• **Task objective**
Go through the records and copy each line where the word "Showing" occurs.

• **App and web page records**
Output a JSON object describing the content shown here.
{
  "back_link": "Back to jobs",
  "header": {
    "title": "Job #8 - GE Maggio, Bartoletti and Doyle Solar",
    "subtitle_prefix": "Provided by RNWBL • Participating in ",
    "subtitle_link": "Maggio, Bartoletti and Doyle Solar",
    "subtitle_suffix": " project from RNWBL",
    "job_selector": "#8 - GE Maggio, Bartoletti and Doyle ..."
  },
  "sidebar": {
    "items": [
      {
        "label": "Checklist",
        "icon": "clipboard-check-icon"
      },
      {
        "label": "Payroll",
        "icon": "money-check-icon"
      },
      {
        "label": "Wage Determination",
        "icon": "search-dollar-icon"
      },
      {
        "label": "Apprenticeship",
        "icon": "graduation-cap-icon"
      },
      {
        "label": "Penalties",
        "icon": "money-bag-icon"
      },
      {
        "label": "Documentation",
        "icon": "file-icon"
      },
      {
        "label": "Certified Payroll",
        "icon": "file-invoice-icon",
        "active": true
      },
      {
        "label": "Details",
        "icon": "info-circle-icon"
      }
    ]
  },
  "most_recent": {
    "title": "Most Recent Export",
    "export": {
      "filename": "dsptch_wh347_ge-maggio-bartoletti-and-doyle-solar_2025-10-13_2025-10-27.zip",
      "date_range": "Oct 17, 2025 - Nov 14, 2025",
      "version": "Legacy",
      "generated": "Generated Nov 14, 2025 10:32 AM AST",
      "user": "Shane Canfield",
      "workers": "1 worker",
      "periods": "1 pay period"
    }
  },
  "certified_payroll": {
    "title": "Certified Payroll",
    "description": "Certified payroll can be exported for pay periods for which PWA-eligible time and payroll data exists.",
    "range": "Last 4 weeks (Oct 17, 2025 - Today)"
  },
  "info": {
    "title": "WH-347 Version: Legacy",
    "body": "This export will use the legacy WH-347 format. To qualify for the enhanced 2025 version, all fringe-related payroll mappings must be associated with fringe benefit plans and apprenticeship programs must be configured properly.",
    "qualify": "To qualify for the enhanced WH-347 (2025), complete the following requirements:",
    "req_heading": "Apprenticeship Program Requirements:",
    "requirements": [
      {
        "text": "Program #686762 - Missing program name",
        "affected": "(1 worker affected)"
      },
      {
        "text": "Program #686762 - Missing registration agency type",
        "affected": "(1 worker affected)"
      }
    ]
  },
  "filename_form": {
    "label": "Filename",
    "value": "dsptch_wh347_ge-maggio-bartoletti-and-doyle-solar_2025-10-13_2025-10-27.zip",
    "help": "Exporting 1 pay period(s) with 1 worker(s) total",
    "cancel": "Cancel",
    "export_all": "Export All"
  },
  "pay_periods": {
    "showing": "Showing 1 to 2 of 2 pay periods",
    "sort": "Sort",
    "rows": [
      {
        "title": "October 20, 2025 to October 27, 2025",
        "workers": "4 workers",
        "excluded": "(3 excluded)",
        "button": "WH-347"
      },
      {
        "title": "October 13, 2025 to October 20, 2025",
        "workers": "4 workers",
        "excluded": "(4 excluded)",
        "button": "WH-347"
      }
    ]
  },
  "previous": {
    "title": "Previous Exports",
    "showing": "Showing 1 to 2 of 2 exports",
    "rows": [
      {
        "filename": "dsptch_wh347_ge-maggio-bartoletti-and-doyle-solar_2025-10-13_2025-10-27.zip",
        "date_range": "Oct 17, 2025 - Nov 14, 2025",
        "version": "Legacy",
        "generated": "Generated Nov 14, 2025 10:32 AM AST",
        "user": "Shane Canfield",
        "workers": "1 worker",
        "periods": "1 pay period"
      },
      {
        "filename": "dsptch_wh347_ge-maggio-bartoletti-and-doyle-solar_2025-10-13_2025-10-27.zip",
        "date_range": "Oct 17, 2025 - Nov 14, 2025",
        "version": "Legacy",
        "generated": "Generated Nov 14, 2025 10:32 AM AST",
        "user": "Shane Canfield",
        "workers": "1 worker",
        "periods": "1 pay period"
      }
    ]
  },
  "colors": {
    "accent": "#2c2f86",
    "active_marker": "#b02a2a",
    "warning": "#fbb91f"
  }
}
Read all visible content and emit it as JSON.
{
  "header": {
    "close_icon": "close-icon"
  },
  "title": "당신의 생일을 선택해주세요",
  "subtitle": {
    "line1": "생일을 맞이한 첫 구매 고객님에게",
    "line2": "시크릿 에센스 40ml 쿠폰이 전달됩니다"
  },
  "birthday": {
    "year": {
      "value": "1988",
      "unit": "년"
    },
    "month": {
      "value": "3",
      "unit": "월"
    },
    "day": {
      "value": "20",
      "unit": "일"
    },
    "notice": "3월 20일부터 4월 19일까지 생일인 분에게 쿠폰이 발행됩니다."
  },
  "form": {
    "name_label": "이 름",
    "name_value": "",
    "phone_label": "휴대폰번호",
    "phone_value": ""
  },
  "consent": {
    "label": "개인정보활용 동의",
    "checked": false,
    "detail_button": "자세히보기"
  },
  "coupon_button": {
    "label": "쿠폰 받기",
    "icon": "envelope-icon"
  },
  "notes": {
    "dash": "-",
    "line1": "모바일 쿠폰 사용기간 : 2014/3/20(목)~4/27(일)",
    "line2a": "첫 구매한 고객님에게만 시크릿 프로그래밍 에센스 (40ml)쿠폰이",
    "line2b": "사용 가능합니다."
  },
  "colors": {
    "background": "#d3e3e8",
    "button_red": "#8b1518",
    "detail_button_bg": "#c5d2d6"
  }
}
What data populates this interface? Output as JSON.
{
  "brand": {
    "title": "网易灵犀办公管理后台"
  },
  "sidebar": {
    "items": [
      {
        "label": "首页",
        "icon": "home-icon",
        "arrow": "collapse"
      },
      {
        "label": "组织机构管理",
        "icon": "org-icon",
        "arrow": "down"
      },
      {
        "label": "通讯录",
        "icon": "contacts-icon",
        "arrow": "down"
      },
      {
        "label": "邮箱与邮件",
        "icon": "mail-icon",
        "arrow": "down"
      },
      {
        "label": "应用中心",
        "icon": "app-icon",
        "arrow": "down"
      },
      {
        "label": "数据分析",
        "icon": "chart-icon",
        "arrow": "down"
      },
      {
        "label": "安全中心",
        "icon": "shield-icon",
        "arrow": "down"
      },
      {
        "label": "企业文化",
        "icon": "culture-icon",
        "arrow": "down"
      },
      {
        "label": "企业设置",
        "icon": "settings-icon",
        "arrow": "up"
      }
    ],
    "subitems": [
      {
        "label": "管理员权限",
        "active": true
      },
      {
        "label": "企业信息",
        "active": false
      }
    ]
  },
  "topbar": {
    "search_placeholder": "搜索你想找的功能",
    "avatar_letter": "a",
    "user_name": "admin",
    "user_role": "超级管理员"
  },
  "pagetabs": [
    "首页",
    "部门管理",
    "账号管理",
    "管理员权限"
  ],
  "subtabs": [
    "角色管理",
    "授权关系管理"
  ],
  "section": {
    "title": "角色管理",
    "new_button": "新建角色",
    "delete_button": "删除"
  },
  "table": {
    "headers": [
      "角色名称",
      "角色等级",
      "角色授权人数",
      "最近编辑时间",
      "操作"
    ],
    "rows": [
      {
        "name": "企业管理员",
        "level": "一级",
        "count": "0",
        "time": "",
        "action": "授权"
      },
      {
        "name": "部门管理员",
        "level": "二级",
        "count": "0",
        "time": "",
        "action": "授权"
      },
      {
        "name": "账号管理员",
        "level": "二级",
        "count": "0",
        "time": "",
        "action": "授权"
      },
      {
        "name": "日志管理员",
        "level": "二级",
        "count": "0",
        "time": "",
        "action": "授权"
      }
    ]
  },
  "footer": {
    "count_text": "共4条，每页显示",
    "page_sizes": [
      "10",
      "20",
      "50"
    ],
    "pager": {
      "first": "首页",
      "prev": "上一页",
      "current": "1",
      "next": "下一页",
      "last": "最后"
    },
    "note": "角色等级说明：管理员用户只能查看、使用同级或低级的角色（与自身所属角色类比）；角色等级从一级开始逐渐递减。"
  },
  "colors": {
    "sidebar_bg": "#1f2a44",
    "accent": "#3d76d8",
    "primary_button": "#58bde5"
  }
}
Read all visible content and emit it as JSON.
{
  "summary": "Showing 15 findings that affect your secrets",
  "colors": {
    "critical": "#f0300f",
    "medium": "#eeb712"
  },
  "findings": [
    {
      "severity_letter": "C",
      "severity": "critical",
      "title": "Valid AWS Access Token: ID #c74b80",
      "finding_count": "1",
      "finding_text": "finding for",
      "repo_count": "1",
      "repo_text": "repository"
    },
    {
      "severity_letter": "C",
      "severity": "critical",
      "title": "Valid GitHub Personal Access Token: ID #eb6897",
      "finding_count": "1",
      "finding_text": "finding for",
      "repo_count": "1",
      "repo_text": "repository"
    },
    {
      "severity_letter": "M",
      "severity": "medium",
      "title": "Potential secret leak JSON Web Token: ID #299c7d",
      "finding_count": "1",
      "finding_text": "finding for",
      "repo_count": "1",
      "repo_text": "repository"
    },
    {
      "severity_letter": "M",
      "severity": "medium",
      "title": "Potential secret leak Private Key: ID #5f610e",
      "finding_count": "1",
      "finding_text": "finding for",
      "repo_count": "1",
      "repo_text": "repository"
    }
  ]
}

• **Response box**
    "showing": "Showing 1 to 2 of 2 pay periods",
    "showing": "Showing 1 to 2 of 2 exports",
  "summary": "Showing 15 findings that affect your secrets",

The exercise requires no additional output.